The picture was taken in 1944, a mere 536 miles from Portsmouth, at a place called Dunstaffnage (now renamed Dunbeg), three miles north of Oban, Scotland.

The local relevance?

The photo comes from Brian Woodward who, as a five-year-old in 1942 and with a shipwright father in Portsmouth Dockyard, was moved to this tiny community for the duration of the Second World War.

Brian says: ‘Dunstaffnage existed between 1942 and 1945 as a satellite dockyard complete with floating dock to service damaged ships, away from the bombing.

‘The dockyard workforce came from Portsmouth, Chatham, Devonport and Rosyth, about 240 families, so a percentage of these girls would have come from Portsmouth.’

At the end of the war the Woodwards, along with all the other families, returned to their home towns.

The dockyard had AFD 19 which was a floating dock installed to repair damaged North Atlantic and Arctic convoy ships.

Brian recalls the village comprised about 240 prefabs to house the families which were built by Royal Marines from a nearby camp.

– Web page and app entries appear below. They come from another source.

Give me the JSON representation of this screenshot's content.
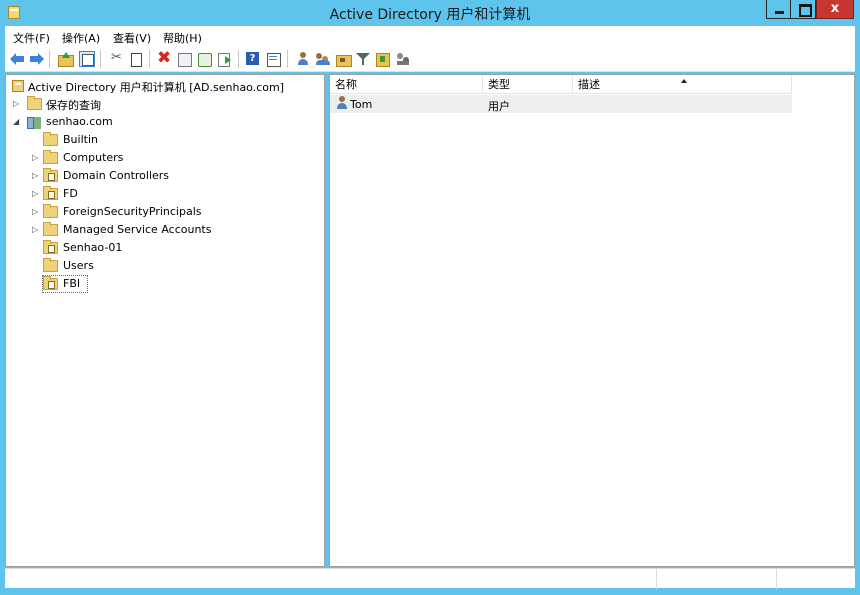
{
  "window": {
    "title": "Active Directory 用户和计算机",
    "close_glyph": "x"
  },
  "menu": {
    "items": [
      "文件(F)",
      "操作(A)",
      "查看(V)",
      "帮助(H)"
    ]
  },
  "toolbar": {
    "icons": [
      "back-icon",
      "forward-icon",
      "up-folder-icon",
      "show-tree-icon",
      "cut-icon",
      "copy-icon",
      "delete-icon",
      "properties-icon",
      "refresh-icon",
      "export-list-icon",
      "help-icon",
      "action-pane-icon",
      "new-user-icon",
      "new-group-icon",
      "new-ou-icon",
      "filter-icon",
      "add-to-group-icon",
      "delegate-control-icon"
    ]
  },
  "tree": {
    "root": "Active Directory 用户和计算机 [AD.senhao.com]",
    "saved_queries": "保存的查询",
    "domain": "senhao.com",
    "children": [
      "Builtin",
      "Computers",
      "Domain Controllers",
      "FD",
      "ForeignSecurityPrincipals",
      "Managed Service Accounts",
      "Senhao-01",
      "Users",
      "FBI"
    ],
    "selected": "FBI"
  },
  "list": {
    "columns": [
      "名称",
      "类型",
      "描述"
    ],
    "sort_column": "描述",
    "rows": [
      {
        "name": "Tom",
        "type": "用户",
        "description": "",
        "icon": "user-icon"
      }
    ]
  },
  "colors": {
    "title_bar": "#5ec4ec",
    "close_button": "#c7372f",
    "row_highlight": "#eeeeee"
  }
}
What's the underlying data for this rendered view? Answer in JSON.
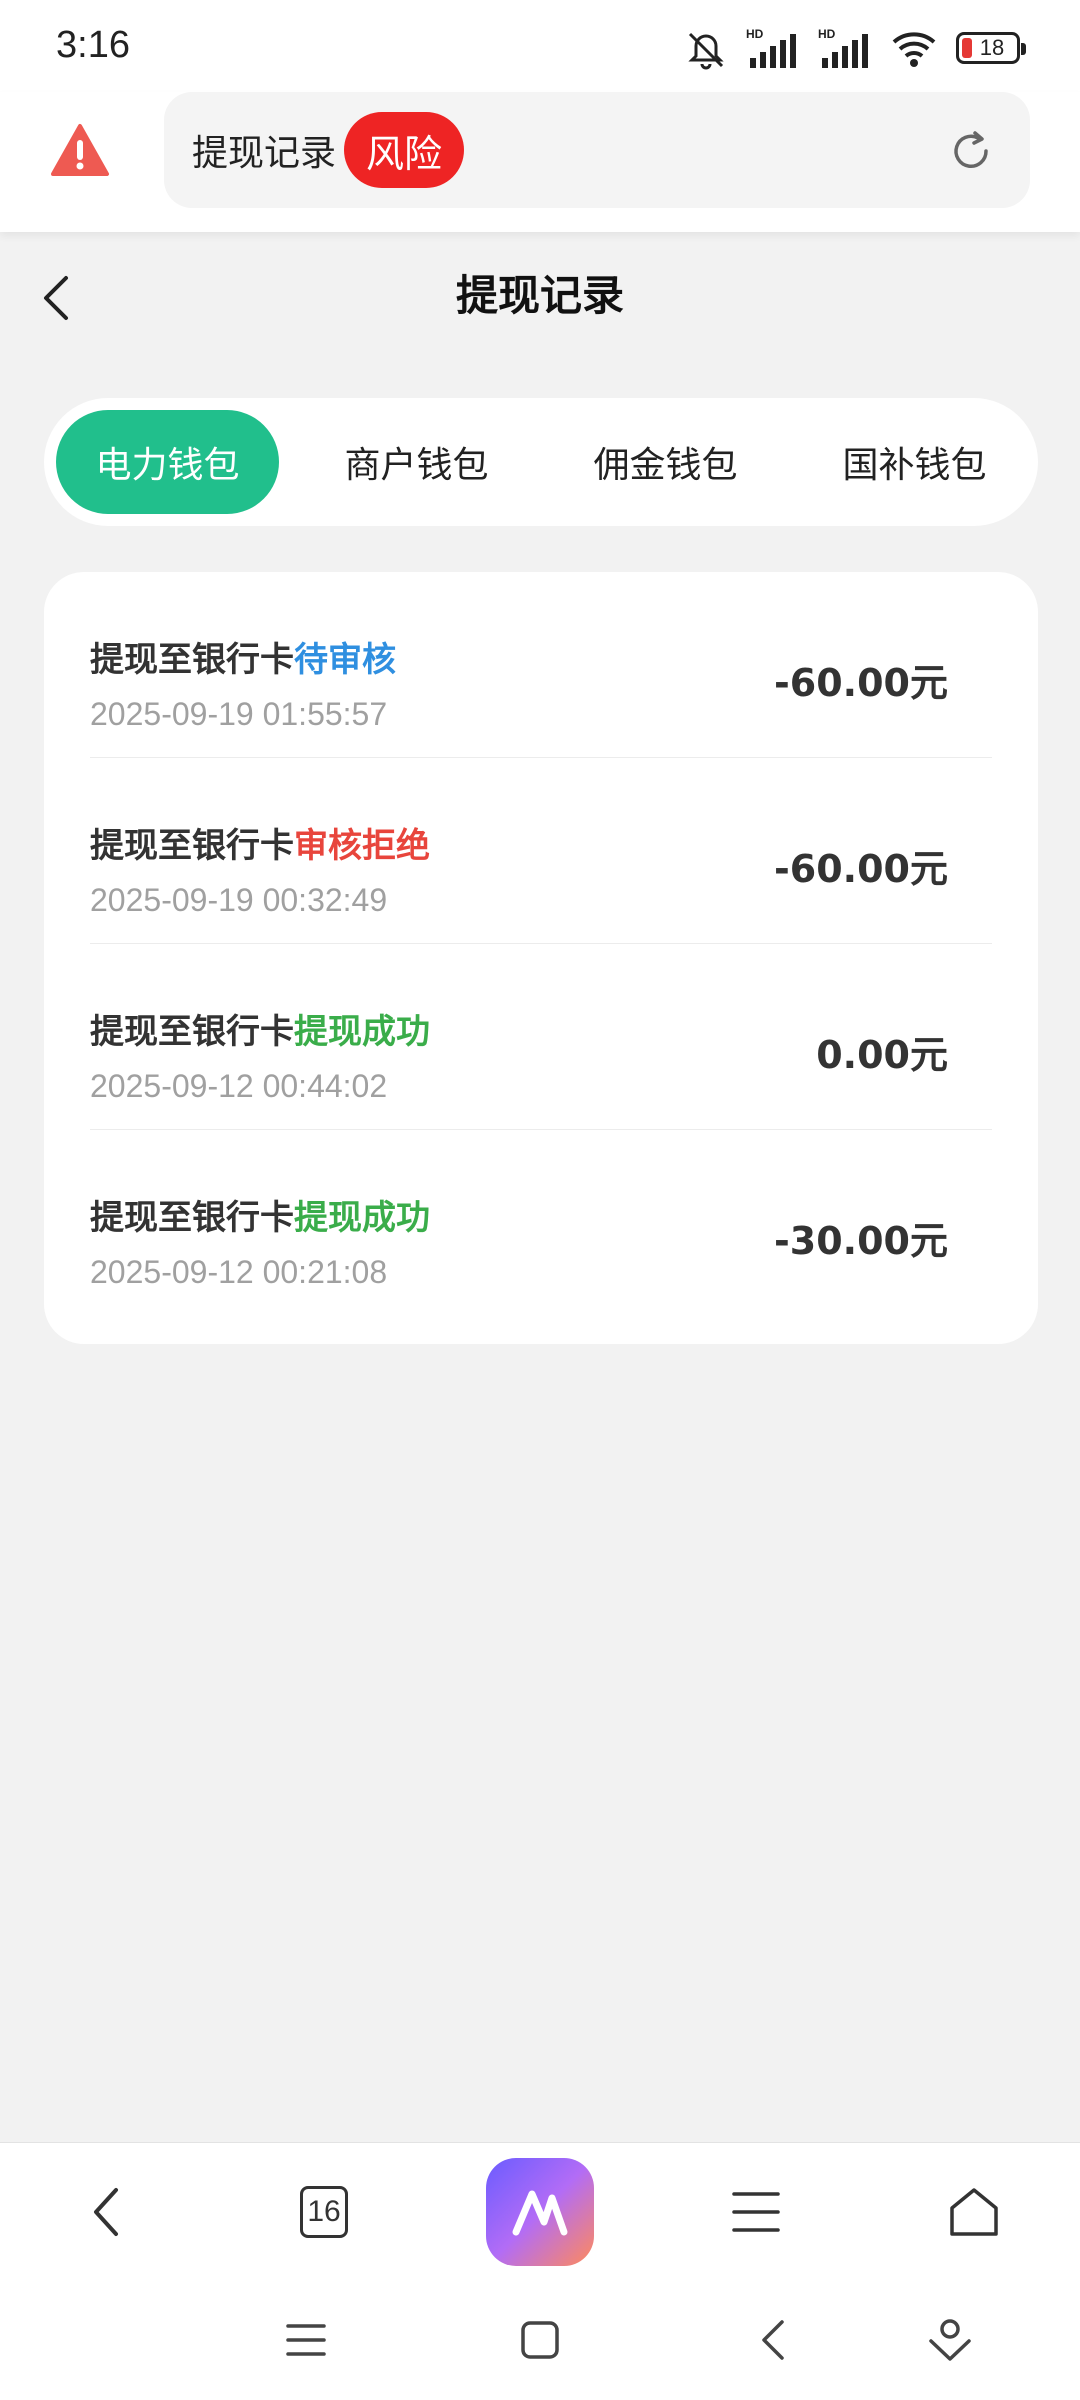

The village was demolished between 1959 and 1964, says Brian, and rebuilt as a council estate.

If you were one of these Brownies please get in touch.